The other types of tickets (full and reduced):

Ticket Price
Arnolfo Tower & Camminamento di Ronda: € 10,00 / € 8,00
Museum + Tower & Camminamento: € 14,00 / € 12,00
Museum + Archeological Trail: € 14,00 / € 12,00
Museum + Tower & Camminamento + Archeological Trail: € 18,00 / € 16,00

NB – The cost of the tickets may vary during special events or thematic exhibitions.

Tickets online

You can buy online your skip the line tickets for Palazzo Vecchio at:
Official Box Office of the Florentine Civic Museums
Advance booking fee: € 1.00 per ticket

N.B. – Tickets are valid for six months.

Purchasing a guided tour you usually have the skip the line tickets cost included in the total price of the tour.

Guided tours

Palazzo Vecchio tours with priority entrance and English speaking guide provided by GetYourGuide, a portal that offers guided tours and other activities in Florence, Tuscany and all around the world:

The Inferno tour — a Florence walking tour provided by Florence Inferno — includes a guided visit of Palazzo Vecchio and its secret passages. Florence Inferno also provides customized tours in several languages.

Accommodation nearby

Here our suggested hotels, b&b or apartments for rent located near Palazzo Vecchio and Piazza della Signoria:
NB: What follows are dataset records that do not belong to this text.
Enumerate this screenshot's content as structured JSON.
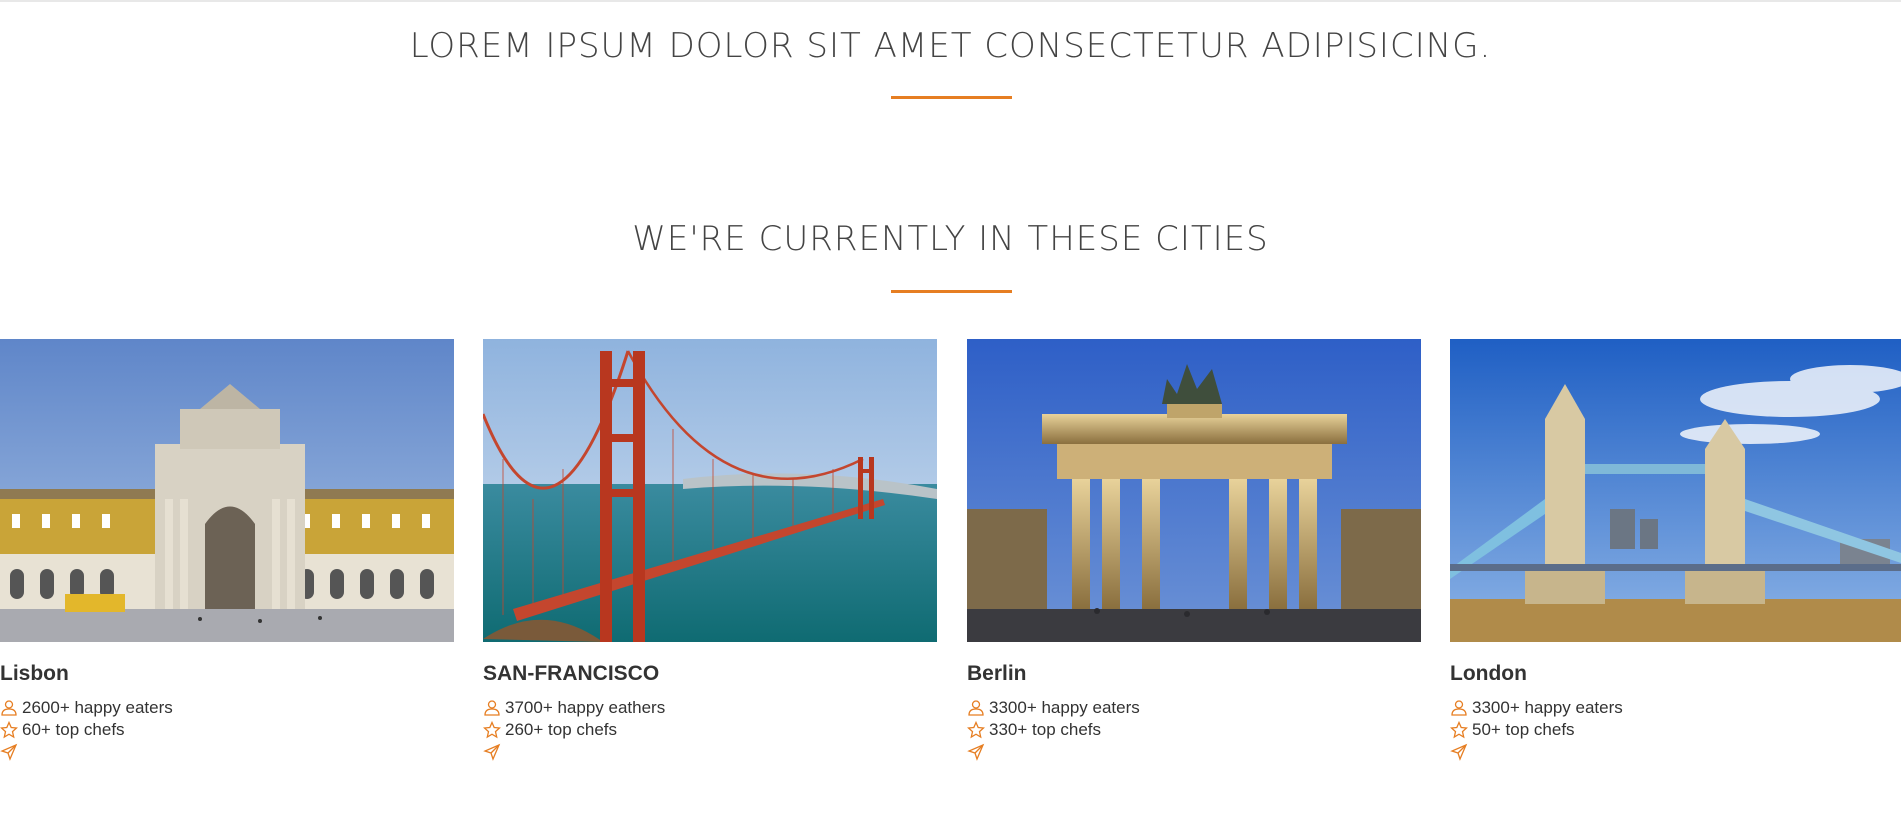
{
  "header": {
    "tagline": "LOREM IPSUM DOLOR SIT AMET CONSECTETUR ADIPISICING."
  },
  "cities_section": {
    "title": "WE'RE CURRENTLY IN THESE CITIES",
    "accent_color": "#e67e22",
    "icon_color": "#e67e22",
    "cities": [
      {
        "name": "Lisbon",
        "eaters": "2600+ happy eaters",
        "chefs": "60+ top chefs",
        "icons": [
          "person-icon",
          "star-icon",
          "send-icon"
        ]
      },
      {
        "name": "SAN-FRANCISCO",
        "eaters": "3700+ happy eathers",
        "chefs": "260+ top chefs",
        "icons": [
          "person-icon",
          "star-icon",
          "send-icon"
        ]
      },
      {
        "name": "Berlin",
        "eaters": "3300+ happy eaters",
        "chefs": "330+ top chefs",
        "icons": [
          "person-icon",
          "star-icon",
          "send-icon"
        ]
      },
      {
        "name": "London",
        "eaters": "3300+ happy eaters",
        "chefs": "50+ top chefs",
        "icons": [
          "person-icon",
          "star-icon",
          "send-icon"
        ]
      }
    ]
  }
}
Canto degli Scali – Wonderful old Florentine apartments perfectly remodeled (200m from Palazzo Vecchio, Uffizi Gallery and Ponte Vecchio)
B&B La Signoria di Firenze – Good bed and breakfast very close to Piazza della Signoria and Ponte Vecchio
San Firenze Suites & Spa – Stunning hotel in the heart of Florence, half minute walk from Palazzo Vecchio and Arno river